:: WORK TO COMPLETE ::
Each line below should be retyped exactly, with no pictures.

:: PROVIDED INFORMATION ::
BEGIN

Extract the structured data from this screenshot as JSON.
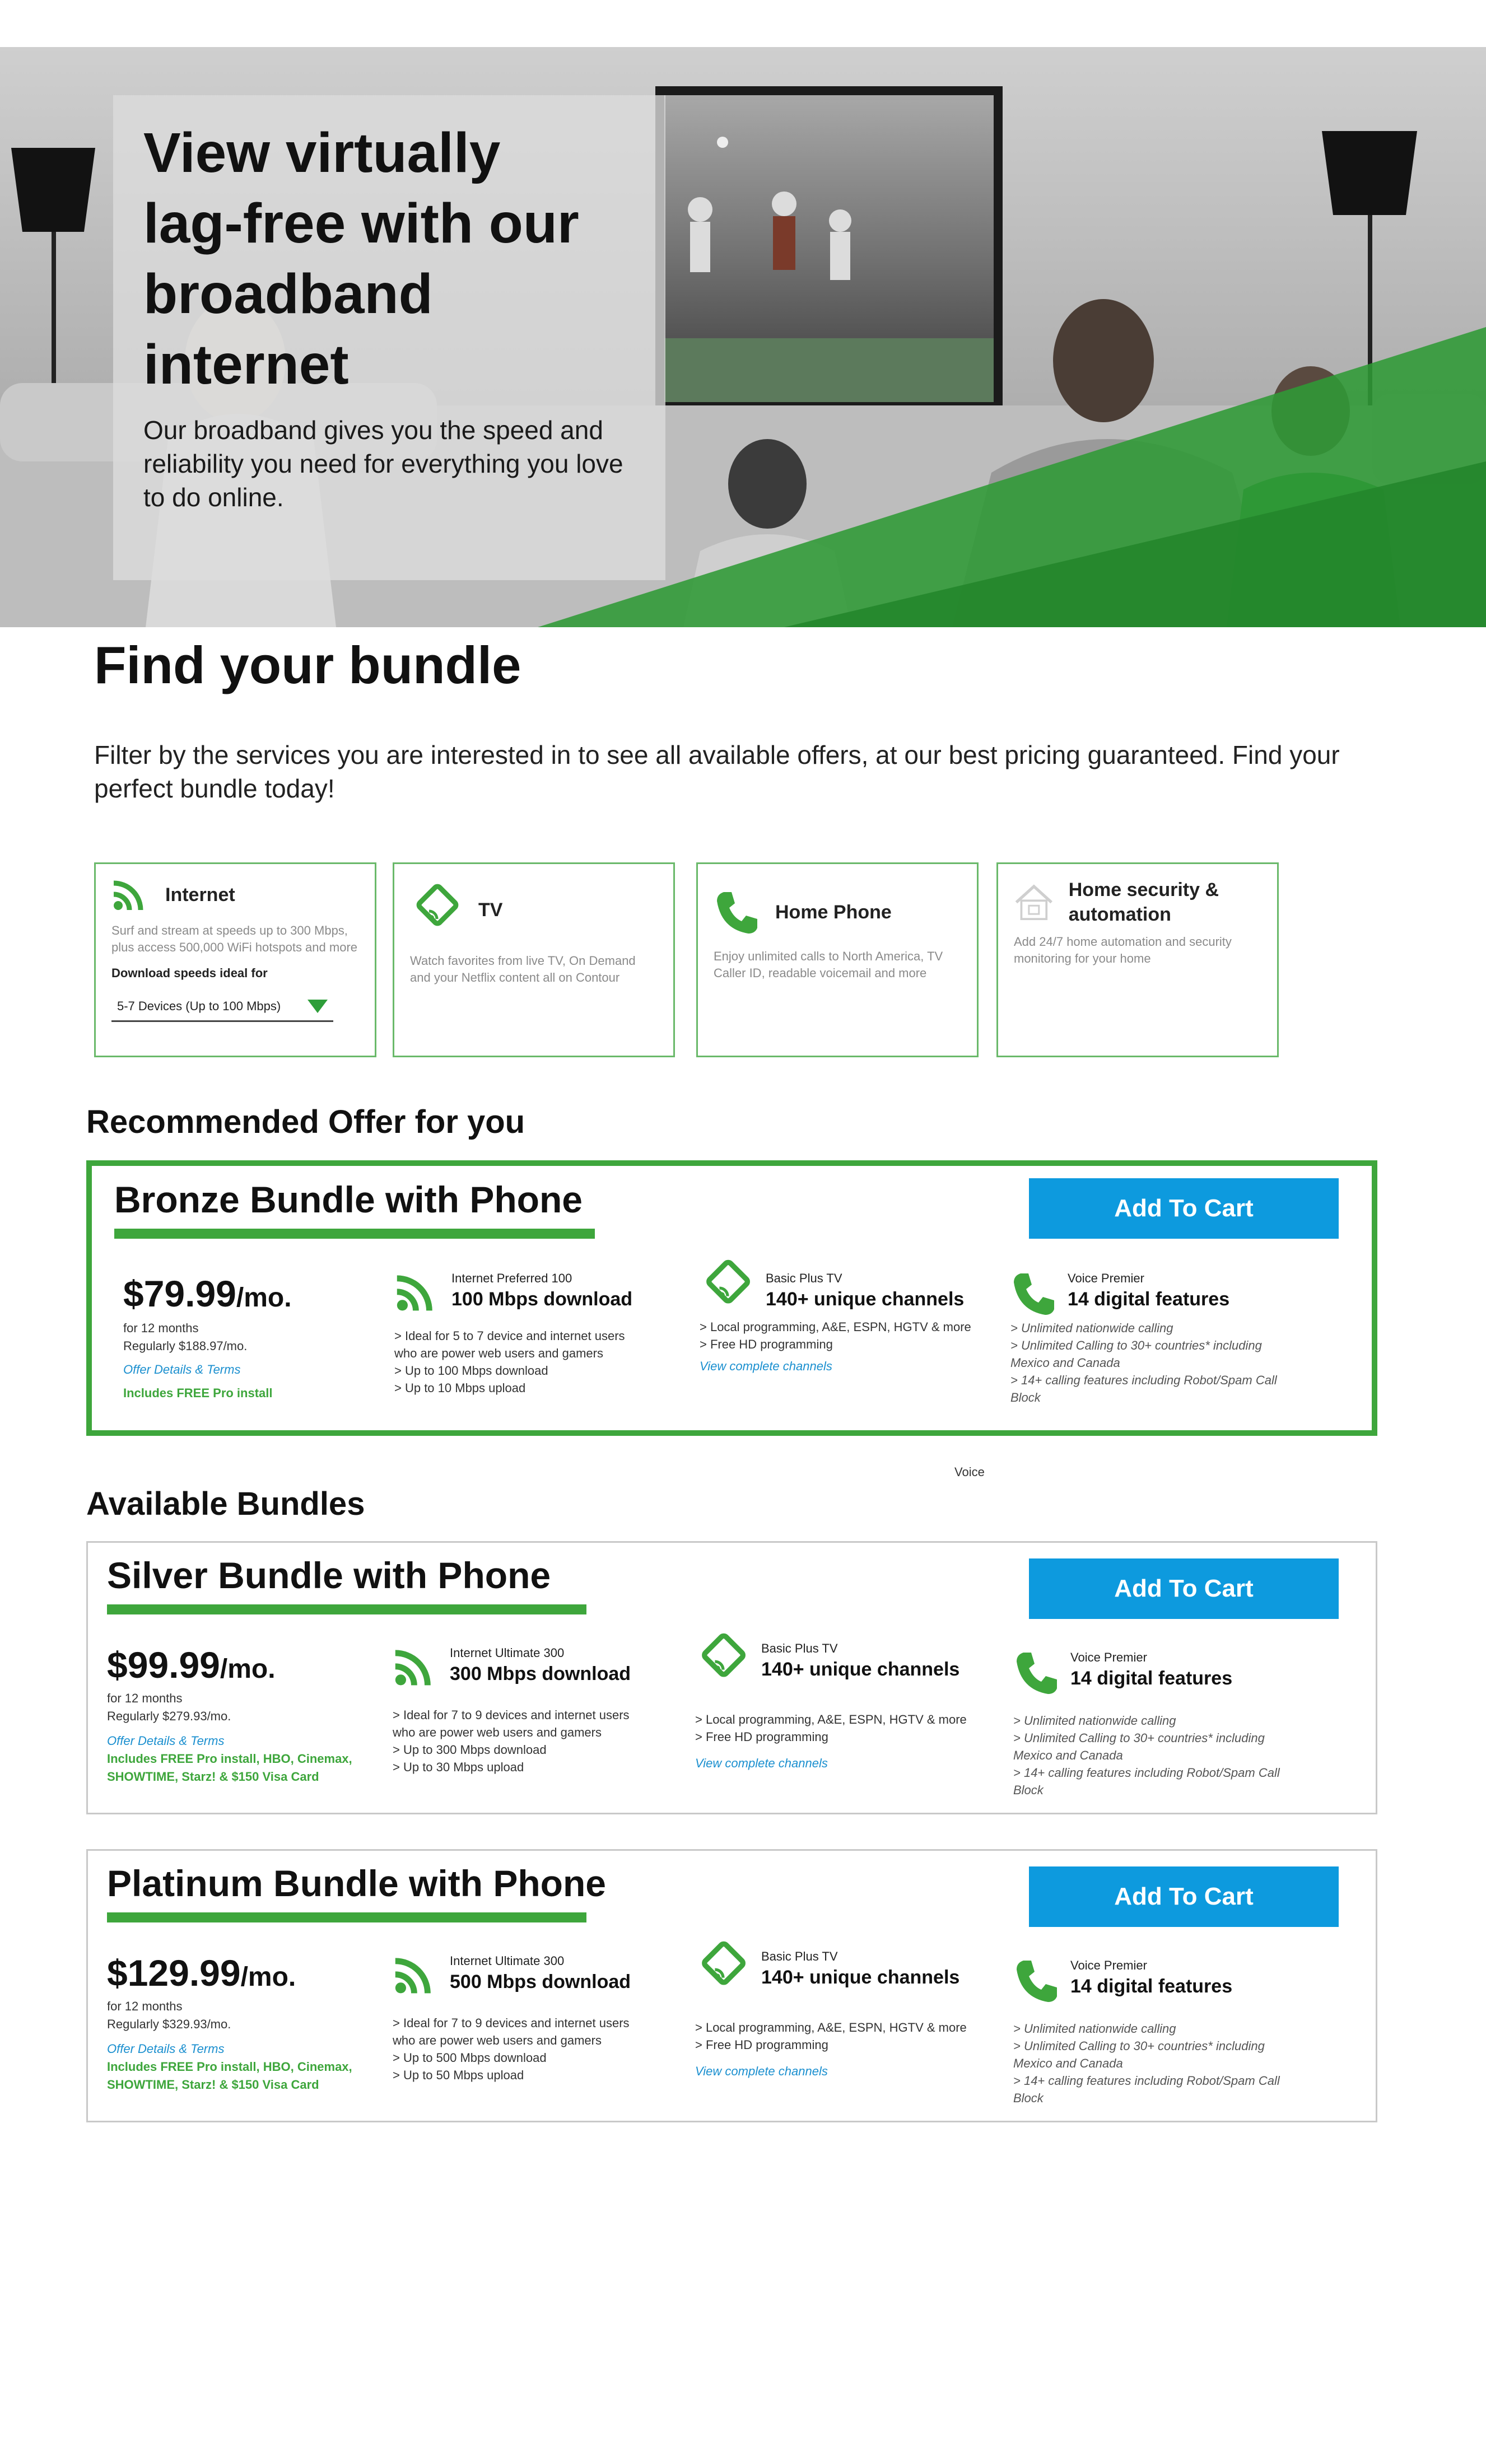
{
  "hero": {
    "title_lines": [
      "View virtually",
      "lag-free with our",
      "broadband",
      "internet"
    ],
    "subtitle": "Our broadband gives you the speed and reliability you need for everything you love to do online."
  },
  "find": {
    "title": "Find your bundle",
    "description": "Filter by the  services you are interested in to see all available offers, at our best pricing guaranteed. Find your perfect bundle today!"
  },
  "filters": [
    {
      "title": "Internet",
      "icon": "wifi-icon",
      "description": "Surf and stream at speeds up to 300 Mbps, plus access 500,000 WiFi hotspots and more",
      "label": "Download speeds ideal for",
      "select_value": "5-7 Devices (Up to 100 Mbps)"
    },
    {
      "title": "TV",
      "icon": "tv-wifi-icon",
      "description": "Watch favorites from live TV, On Demand and your Netflix content all on Contour"
    },
    {
      "title": "Home Phone",
      "icon": "phone-icon",
      "description": "Enjoy unlimited calls to North America, TV Caller ID, readable voicemail and more"
    },
    {
      "title": "Home security & automation",
      "icon": "home-icon",
      "description": "Add 24/7 home automation and security monitoring for your home"
    }
  ],
  "sections": {
    "recommended": "Recommended Offer for you",
    "available": "Available Bundles",
    "stray_label": "Voice"
  },
  "bundles": [
    {
      "title": "Bronze Bundle with Phone",
      "button": "Add To Cart",
      "price": "$79.99",
      "per": "/mo.",
      "term": "for 12 months",
      "regular": "Regularly $188.97/mo.",
      "offer_link": "Offer Details & Terms",
      "promo_lines": [
        "Includes FREE Pro install"
      ],
      "internet": {
        "name": "Internet Preferred 100",
        "headline": "100 Mbps download",
        "bullets": [
          "> Ideal for 5 to 7 device and internet users",
          "who are power web users and gamers",
          "> Up to 100 Mbps download",
          "> Up to 10 Mbps upload"
        ]
      },
      "tv": {
        "name": "Basic Plus TV",
        "headline": "140+ unique channels",
        "bullets": [
          "> Local programming, A&E, ESPN, HGTV & more",
          "> Free HD programming"
        ],
        "link": "View complete channels"
      },
      "voice": {
        "name": "Voice Premier",
        "headline": "14 digital features",
        "bullets": [
          "> Unlimited nationwide calling",
          "> Unlimited Calling to 30+ countries* including",
          "Mexico and Canada",
          "> 14+ calling features including Robot/Spam Call",
          "Block"
        ]
      }
    },
    {
      "title": "Silver Bundle with Phone",
      "button": "Add To Cart",
      "price": "$99.99",
      "per": "/mo.",
      "term": "for 12 months",
      "regular": "Regularly $279.93/mo.",
      "offer_link": "Offer Details & Terms",
      "promo_lines": [
        "Includes FREE Pro install, HBO, Cinemax,",
        "SHOWTIME, Starz! & $150 Visa Card"
      ],
      "internet": {
        "name": "Internet Ultimate 300",
        "headline": "300 Mbps download",
        "bullets": [
          "> Ideal for 7 to 9 devices and internet users",
          "who are power web users and gamers",
          "> Up to 300 Mbps download",
          "> Up to 30 Mbps upload"
        ]
      },
      "tv": {
        "name": "Basic Plus TV",
        "headline": "140+ unique channels",
        "bullets": [
          "> Local programming, A&E, ESPN, HGTV & more",
          "> Free HD programming"
        ],
        "link": "View complete channels"
      },
      "voice": {
        "name": "Voice Premier",
        "headline": "14 digital features",
        "bullets": [
          "> Unlimited nationwide calling",
          "> Unlimited Calling to 30+ countries* including",
          "Mexico and Canada",
          "> 14+ calling features including Robot/Spam Call",
          "Block"
        ]
      }
    },
    {
      "title": "Platinum Bundle with Phone",
      "button": "Add To Cart",
      "price": "$129.99",
      "per": "/mo.",
      "term": "for 12 months",
      "regular": "Regularly $329.93/mo.",
      "offer_link": "Offer Details & Terms",
      "promo_lines": [
        "Includes FREE Pro install, HBO, Cinemax,",
        "SHOWTIME, Starz! & $150 Visa Card"
      ],
      "internet": {
        "name": "Internet Ultimate 300",
        "headline": "500 Mbps download",
        "bullets": [
          "> Ideal for 7 to 9 devices and internet users",
          "who are power web users and gamers",
          "> Up to 500 Mbps download",
          "> Up to 50 Mbps upload"
        ]
      },
      "tv": {
        "name": "Basic Plus TV",
        "headline": "140+ unique channels",
        "bullets": [
          "> Local programming, A&E, ESPN, HGTV & more",
          "> Free HD programming"
        ],
        "link": "View complete channels"
      },
      "voice": {
        "name": "Voice Premier",
        "headline": "14 digital features",
        "bullets": [
          "> Unlimited nationwide calling",
          "> Unlimited Calling to 30+ countries* including",
          "Mexico and Canada",
          "> 14+ calling features including Robot/Spam Call",
          "Block"
        ]
      }
    }
  ],
  "colors": {
    "accent_green": "#3ea63c",
    "button_blue": "#0d9ade",
    "link_blue": "#1a8fcf",
    "filter_border": "#6ab96a"
  }
}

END

:: RESULT ::
Extract the structured data from this screenshot as JSON.
{
  "hero": {
    "title_lines": [
      "View virtually",
      "lag-free with our",
      "broadband",
      "internet"
    ],
    "subtitle": "Our broadband gives you the speed and reliability you need for everything you love to do online."
  },
  "find": {
    "title": "Find your bundle",
    "description": "Filter by the  services you are interested in to see all available offers, at our best pricing guaranteed. Find your perfect bundle today!"
  },
  "filters": [
    {
      "title": "Internet",
      "icon": "wifi-icon",
      "description": "Surf and stream at speeds up to 300 Mbps, plus access 500,000 WiFi hotspots and more",
      "label": "Download speeds ideal for",
      "select_value": "5-7 Devices (Up to 100 Mbps)"
    },
    {
      "title": "TV",
      "icon": "tv-wifi-icon",
      "description": "Watch favorites from live TV, On Demand and your Netflix content all on Contour"
    },
    {
      "title": "Home Phone",
      "icon": "phone-icon",
      "description": "Enjoy unlimited calls to North America, TV Caller ID, readable voicemail and more"
    },
    {
      "title": "Home security & automation",
      "icon": "home-icon",
      "description": "Add 24/7 home automation and security monitoring for your home"
    }
  ],
  "sections": {
    "recommended": "Recommended Offer for you",
    "available": "Available Bundles",
    "stray_label": "Voice"
  },
  "bundles": [
    {
      "title": "Bronze Bundle with Phone",
      "button": "Add To Cart",
      "price": "$79.99",
      "per": "/mo.",
      "term": "for 12 months",
      "regular": "Regularly $188.97/mo.",
      "offer_link": "Offer Details & Terms",
      "promo_lines": [
        "Includes FREE Pro install"
      ],
      "internet": {
        "name": "Internet Preferred 100",
        "headline": "100 Mbps download",
        "bullets": [
          "> Ideal for 5 to 7 device and internet users",
          "who are power web users and gamers",
          "> Up to 100 Mbps download",
          "> Up to 10 Mbps upload"
        ]
      },
      "tv": {
        "name": "Basic Plus TV",
        "headline": "140+ unique channels",
        "bullets": [
          "> Local programming, A&E, ESPN, HGTV & more",
          "> Free HD programming"
        ],
        "link": "View complete channels"
      },
      "voice": {
        "name": "Voice Premier",
        "headline": "14 digital features",
        "bullets": [
          "> Unlimited nationwide calling",
          "> Unlimited Calling to 30+ countries* including",
          "Mexico and Canada",
          "> 14+ calling features including Robot/Spam Call",
          "Block"
        ]
      }
    },
    {
      "title": "Silver Bundle with Phone",
      "button": "Add To Cart",
      "price": "$99.99",
      "per": "/mo.",
      "term": "for 12 months",
      "regular": "Regularly $279.93/mo.",
      "offer_link": "Offer Details & Terms",
      "promo_lines": [
        "Includes FREE Pro install, HBO, Cinemax,",
        "SHOWTIME, Starz! & $150 Visa Card"
      ],
      "internet": {
        "name": "Internet Ultimate 300",
        "headline": "300 Mbps download",
        "bullets": [
          "> Ideal for 7 to 9 devices and internet users",
          "who are power web users and gamers",
          "> Up to 300 Mbps download",
          "> Up to 30 Mbps upload"
        ]
      },
      "tv": {
        "name": "Basic Plus TV",
        "headline": "140+ unique channels",
        "bullets": [
          "> Local programming, A&E, ESPN, HGTV & more",
          "> Free HD programming"
        ],
        "link": "View complete channels"
      },
      "voice": {
        "name": "Voice Premier",
        "headline": "14 digital features",
        "bullets": [
          "> Unlimited nationwide calling",
          "> Unlimited Calling to 30+ countries* including",
          "Mexico and Canada",
          "> 14+ calling features including Robot/Spam Call",
          "Block"
        ]
      }
    },
    {
      "title": "Platinum Bundle with Phone",
      "button": "Add To Cart",
      "price": "$129.99",
      "per": "/mo.",
      "term": "for 12 months",
      "regular": "Regularly $329.93/mo.",
      "offer_link": "Offer Details & Terms",
      "promo_lines": [
        "Includes FREE Pro install, HBO, Cinemax,",
        "SHOWTIME, Starz! & $150 Visa Card"
      ],
      "internet": {
        "name": "Internet Ultimate 300",
        "headline": "500 Mbps download",
        "bullets": [
          "> Ideal for 7 to 9 devices and internet users",
          "who are power web users and gamers",
          "> Up to 500 Mbps download",
          "> Up to 50 Mbps upload"
        ]
      },
      "tv": {
        "name": "Basic Plus TV",
        "headline": "140+ unique channels",
        "bullets": [
          "> Local programming, A&E, ESPN, HGTV & more",
          "> Free HD programming"
        ],
        "link": "View complete channels"
      },
      "voice": {
        "name": "Voice Premier",
        "headline": "14 digital features",
        "bullets": [
          "> Unlimited nationwide calling",
          "> Unlimited Calling to 30+ countries* including",
          "Mexico and Canada",
          "> 14+ calling features including Robot/Spam Call",
          "Block"
        ]
      }
    }
  ],
  "colors": {
    "accent_green": "#3ea63c",
    "button_blue": "#0d9ade",
    "link_blue": "#1a8fcf",
    "filter_border": "#6ab96a"
  }
}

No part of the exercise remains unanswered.